Breaking the Light Speed Barrier

This is a blog about skepticism, so it's about time we address something to be skeptical about.

A story that's been in the media lately has gotten a lot of attention in geeky web forums everywhere.  Science fans everywhere are excited about a recent experiment, collaborated between OPERA and CERN, where a few thousand neutrinos have been caught breaking the universal speed limit.  Until recently, it was generally thought that nothing could exceed the speed of light in a vacuum.

The truth is, as far as scientists are concerned, that is still the case.

One thing to remember is that this occurrence is the first and only experiment where this has happened.  It usually takes much more than one experiment to change a scientific theory.  In fact, Antonio Ereditato, a physicist and spokesperson involved in the experiment clearly points this out, saying it takes more than one experiment to prove an extraordinary claim.
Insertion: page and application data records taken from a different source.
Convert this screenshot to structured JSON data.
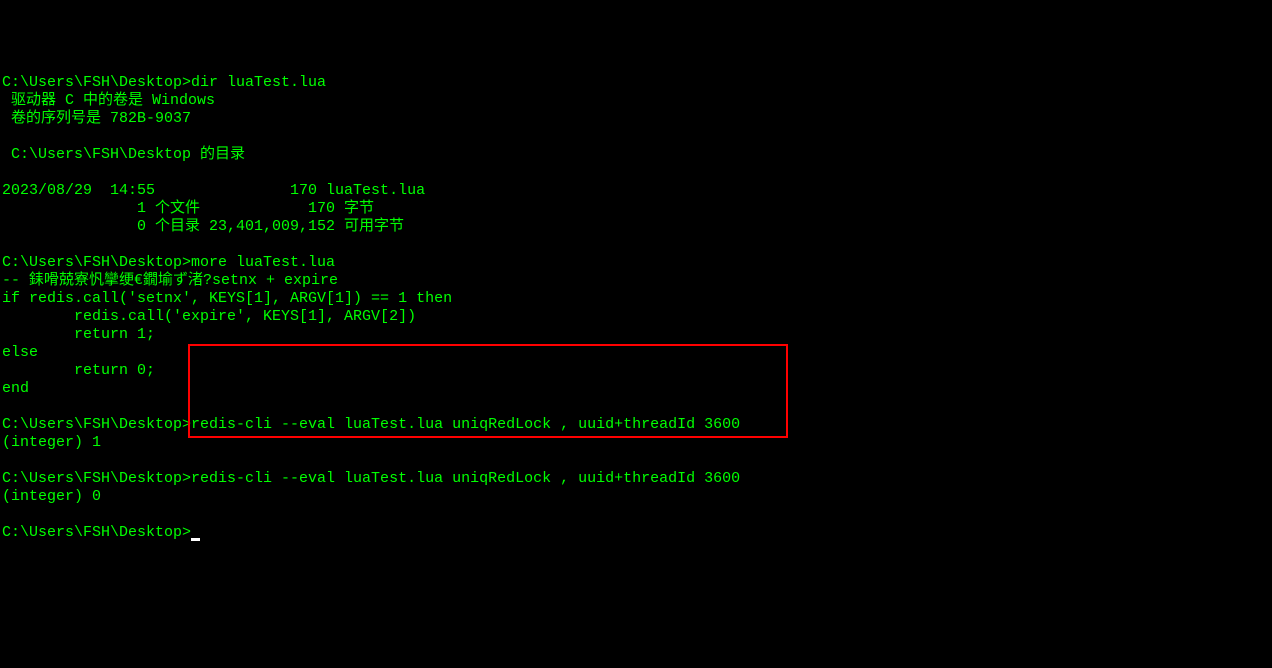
{
  "terminal": {
    "lines": [
      {
        "prompt": "C:\\Users\\FSH\\Desktop>",
        "cmd": "dir luaTest.lua",
        "hasPrompt": true
      },
      {
        "text": " 驱动器 C 中的卷是 Windows"
      },
      {
        "text": " 卷的序列号是 782B-9037"
      },
      {
        "text": ""
      },
      {
        "text": " C:\\Users\\FSH\\Desktop 的目录"
      },
      {
        "text": ""
      },
      {
        "text": "2023/08/29  14:55               170 luaTest.lua"
      },
      {
        "text": "               1 个文件            170 字节"
      },
      {
        "text": "               0 个目录 23,401,009,152 可用字节"
      },
      {
        "text": ""
      },
      {
        "prompt": "C:\\Users\\FSH\\Desktop>",
        "cmd": "more luaTest.lua",
        "hasPrompt": true
      },
      {
        "text": "-- 銇嗗兢寮忛攣绠€鐗堬ず渚?setnx + expire"
      },
      {
        "text": "if redis.call('setnx', KEYS[1], ARGV[1]) == 1 then"
      },
      {
        "text": "        redis.call('expire', KEYS[1], ARGV[2])"
      },
      {
        "text": "        return 1;"
      },
      {
        "text": "else"
      },
      {
        "text": "        return 0;"
      },
      {
        "text": "end"
      },
      {
        "text": ""
      },
      {
        "prompt": "C:\\Users\\FSH\\Desktop>",
        "cmd": "redis-cli --eval luaTest.lua uniqRedLock , uuid+threadId 3600",
        "hasPrompt": true
      },
      {
        "text": "(integer) 1"
      },
      {
        "text": ""
      },
      {
        "prompt": "C:\\Users\\FSH\\Desktop>",
        "cmd": "redis-cli --eval luaTest.lua uniqRedLock , uuid+threadId 3600",
        "hasPrompt": true
      },
      {
        "text": "(integer) 0"
      },
      {
        "text": ""
      },
      {
        "prompt": "C:\\Users\\FSH\\Desktop>",
        "cmd": "",
        "hasPrompt": true,
        "hasCursor": true
      }
    ]
  }
}
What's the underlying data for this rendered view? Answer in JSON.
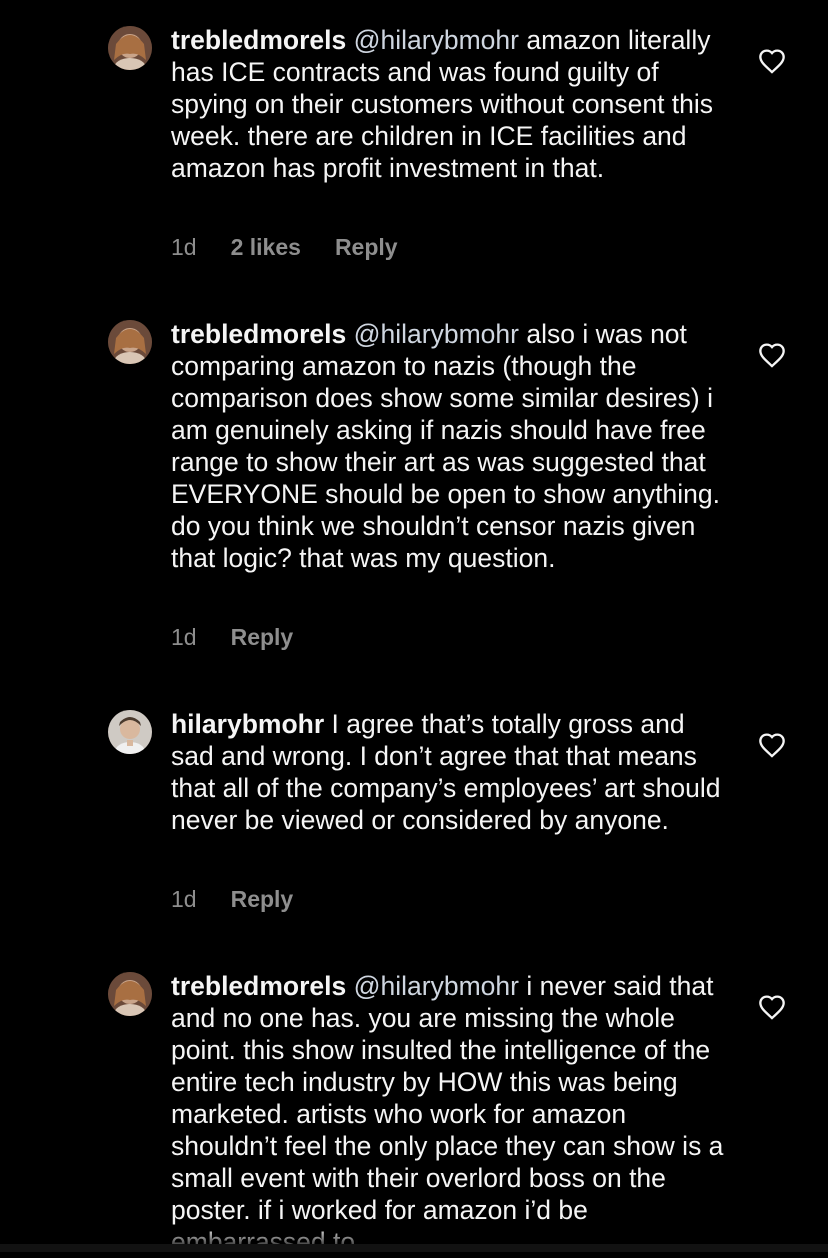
{
  "comments": [
    {
      "username": "trebledmorels",
      "mention": "@hilarybmohr",
      "body": "amazon literally has ICE contracts and was found guilty of spying on their customers without consent this week. there are children in ICE facilities and amazon has profit investment in that.",
      "time": "1d",
      "likes": "2 likes",
      "reply": "Reply",
      "avatar_icon": "profile-photo-woman-icon"
    },
    {
      "username": "trebledmorels",
      "mention": "@hilarybmohr",
      "body": "also i was not comparing amazon to nazis (though the comparison does show some similar desires) i am genuinely asking if nazis should have free range to show their art as was suggested that EVERYONE should be open to show anything. do you think we shouldn’t censor nazis given that logic? that was my question.",
      "time": "1d",
      "reply": "Reply",
      "avatar_icon": "profile-photo-woman-icon"
    },
    {
      "username": "hilarybmohr",
      "body": "I agree that’s totally gross and sad and wrong. I don’t agree that that means that all of the company’s employees’ art should never be viewed or considered by anyone.",
      "time": "1d",
      "reply": "Reply",
      "avatar_icon": "profile-photo-person-icon"
    },
    {
      "username": "trebledmorels",
      "mention": "@hilarybmohr",
      "body": "i never said that and no one has. you are missing the whole point. this show insulted the intelligence of the entire tech industry by HOW this was being marketed. artists who work for amazon shouldn’t feel the only place they can show is a small event with their overlord boss on the poster. if i worked for amazon i’d be embarrassed to",
      "avatar_icon": "profile-photo-woman-icon"
    }
  ],
  "icons": {
    "like": "heart-outline-icon"
  },
  "colors": {
    "background": "#000000",
    "text": "#f5f5f5",
    "meta": "#8e8e8e",
    "mention": "#cfd6e0"
  }
}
Whew!  Something smells credulous.
There are many more factors why the experiment could have been inaccurate than there are factors that could disprove our current understanding of relativity.  For example, there could be a mis-calibration somewhere in the equipment.  Since the facilities at OPERA and CERN are the just barely the only ones to experiment with these particles with this level of accuracy, it might be a while before we see another experiment to challenge or support this recent discovery.  There are other labs that are already seeking to challenge the accuracy of the experiment, including Fermilab, MINOS, and an international collaboration at the J-PARC facility in Japan called the T2K experiment.

Another factor is that the tests between OPERA and CERN, in layman's terms, basically involves shooting particles from Switzerland to Italy, through tons of metal and rock.  It's been argued that the oft-quoted value of C is actually the known speed of light traveling in a vacuum.  So one possibility, as I see it (remembering that I'm no scientist) is that it wasn't that neutrinos broke the speed limit, but that the light in the experiment was "slowed down".  Perhaps some physicist out there would like to correct any misunderstandings I might have on the subject?

No comments:

Post a Comment